Justice Chandrachud's opinion
In a separate concurring opinion, Justice Chandrachud expressed his anguish with the "grievous miscarriage of justice" which took place in the case at hand.
He asserted that the High Court had transgressed the limits of its jurisdiction in annulling the marriage in the course of hearing of the habeas corpus petition. He then went on to emphasize on the fact that Hadiya should have had absolute autonomy over her person, observing,
"The schism between Hadiya and her father may be unfortunate. But it was no part of the jurisdiction of the High Court to decide what it considered to be a ‘just’ way of life or ‘correct’ course of living for Hadiya. She has absolute autonomy over her person. Hadiya appeared before the High Court and stated that she was not under illegal confinement. There was no warrant for the High Court to proceed further in the exercise of its jurisdiction under Article 226."
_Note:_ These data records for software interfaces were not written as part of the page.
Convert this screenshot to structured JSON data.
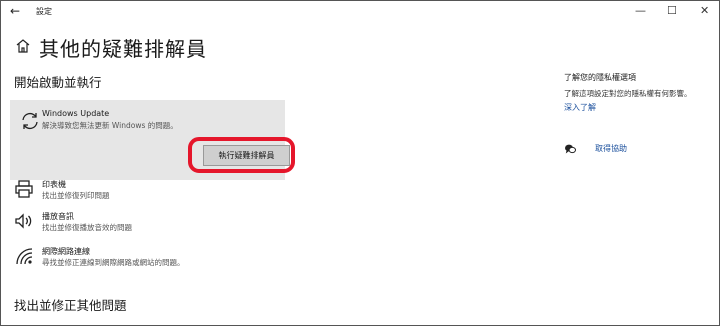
{
  "window": {
    "title": "設定",
    "back_icon": "←",
    "minimize_icon": "—",
    "maximize_icon": "☐",
    "close_icon": "✕"
  },
  "page": {
    "title": "其他的疑難排解員"
  },
  "sections": {
    "start": "開始啟動並執行",
    "other": "找出並修正其他問題"
  },
  "windows_update": {
    "name": "Windows Update",
    "description": "解決導致您無法更新 Windows 的問題。",
    "button": "執行疑難排解員"
  },
  "items": [
    {
      "icon": "printer-icon",
      "name": "印表機",
      "description": "找出並修復列印問題"
    },
    {
      "icon": "speaker-icon",
      "name": "播放音訊",
      "description": "找出並修復播放音效的問題"
    },
    {
      "icon": "wifi-icon",
      "name": "網際網路連線",
      "description": "尋找並修正連線到網際網路或網站的問題。"
    }
  ],
  "privacy": {
    "title": "了解您的隱私權選項",
    "description": "了解這項設定對您的隱私權有何影響。",
    "link": "深入了解"
  },
  "help": {
    "link": "取得協助"
  },
  "colors": {
    "highlight": "#e5162b",
    "link": "#1a4f9c",
    "card_bg": "#e6e6e6"
  }
}
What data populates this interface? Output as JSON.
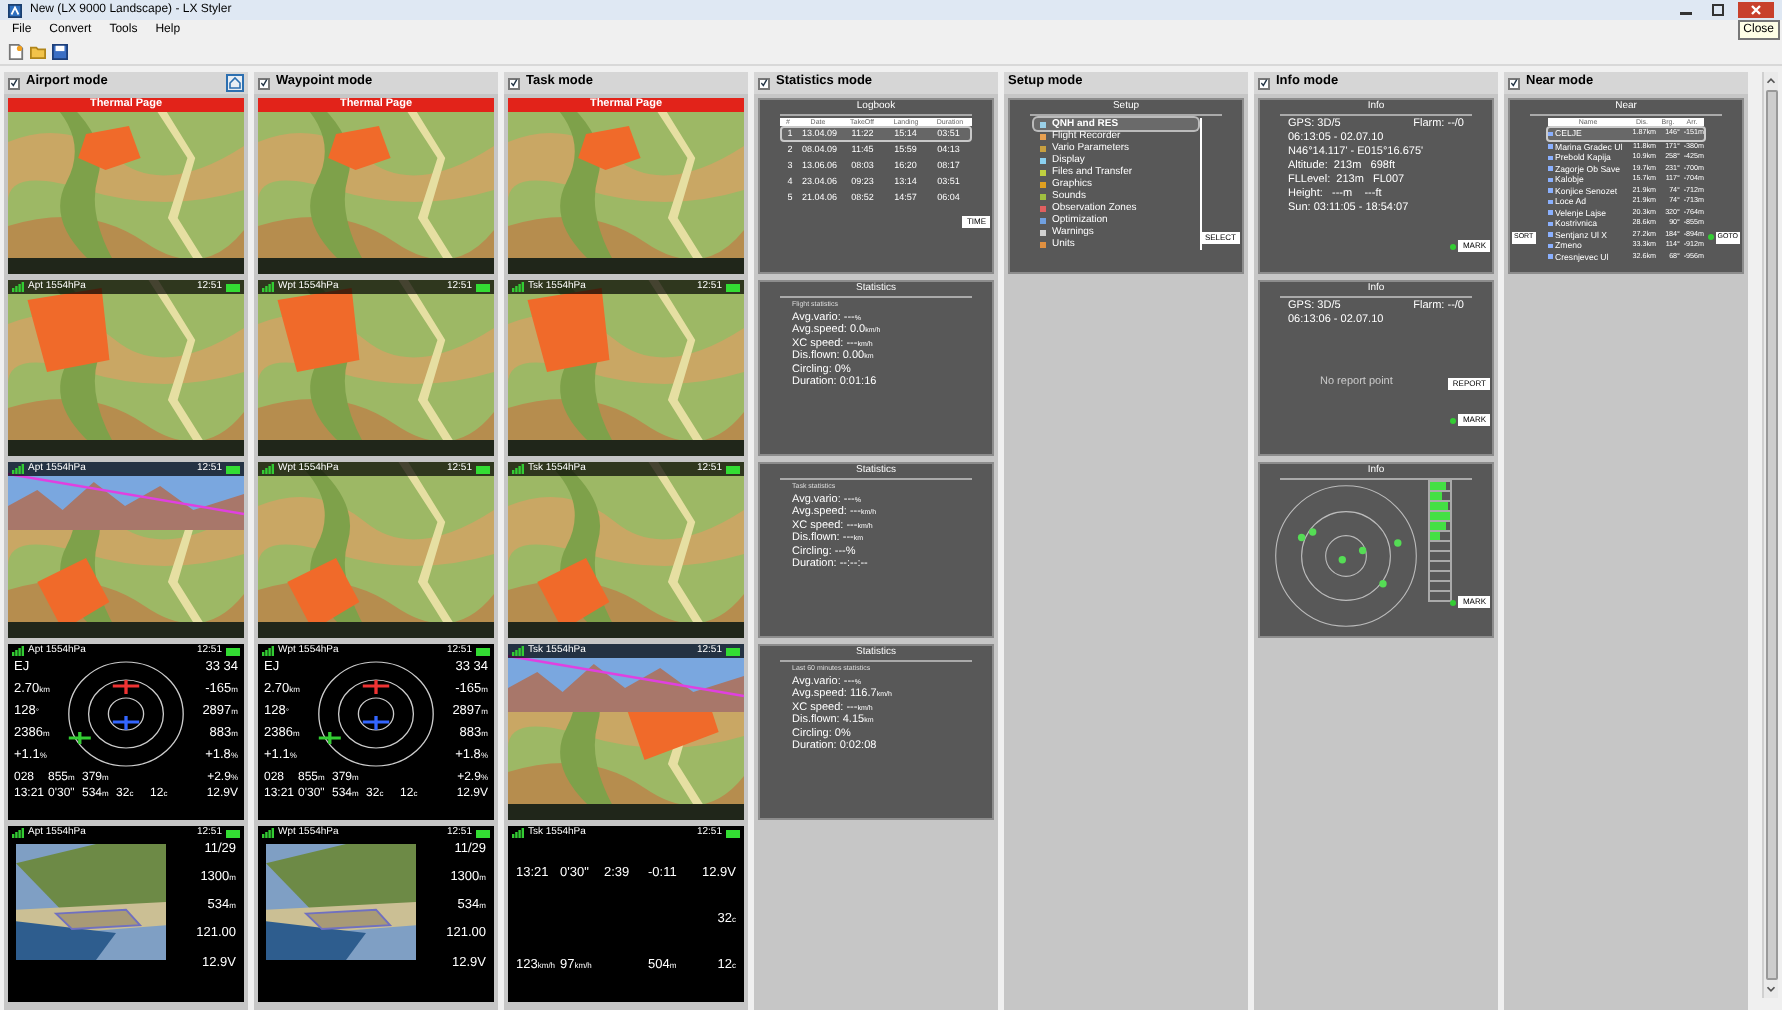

Justice Chandrachud rightly asserted that "how Hadiya chooses to lead her life is entirely a matter of her choice" and opined that the High Court had also transgressed on Hadiya's constitutional rights in the process. Spelling out the importance of respecting choices, he observed,
"In deciding whether Shafin Jahan is a fit person for Hadiya to marry, the High Court has entered into prohibited terrain. Our choices are respected because they are ours. Social approval for intimate personal decisions is not the basis for recognizing them. Indeed, the Constitution protects personal liberty from disapproving audiences."
He further highlighted the fact that the society should have no role to play in determining our choice of partners and opined that the right to marry a person of one's own choice is integral to Article 21 of the Constitution of India, observing,
"The strength of the Constitution, therefore, lies in the guarantee which it affords that each individual will have a protected entitlement in determining a choice of partner to share intimacies within or outside marriage...
... The strength of our Constitution lies in its acceptance of the plurality and diversity of our culture. Intimacies of marriage, including the choices which individuals make on whether or not to marry and on whom to marry, lie outside the control of the state. Courts as upholders of constitutional freedoms must safeguard these freedoms."
Justice Chandrachud also rapped the High Court for its observations that Hadiya "is weak and vulnerable, capable of being exploited in many ways", asserting that she is a major and is entitled to "lead her life exactly as she pleases".
He, therefore, agreed with the opinion authored by CJI Misra and set aside the impugned judgment, while allowing continuation of the NIA probe.
Read The Judgment Here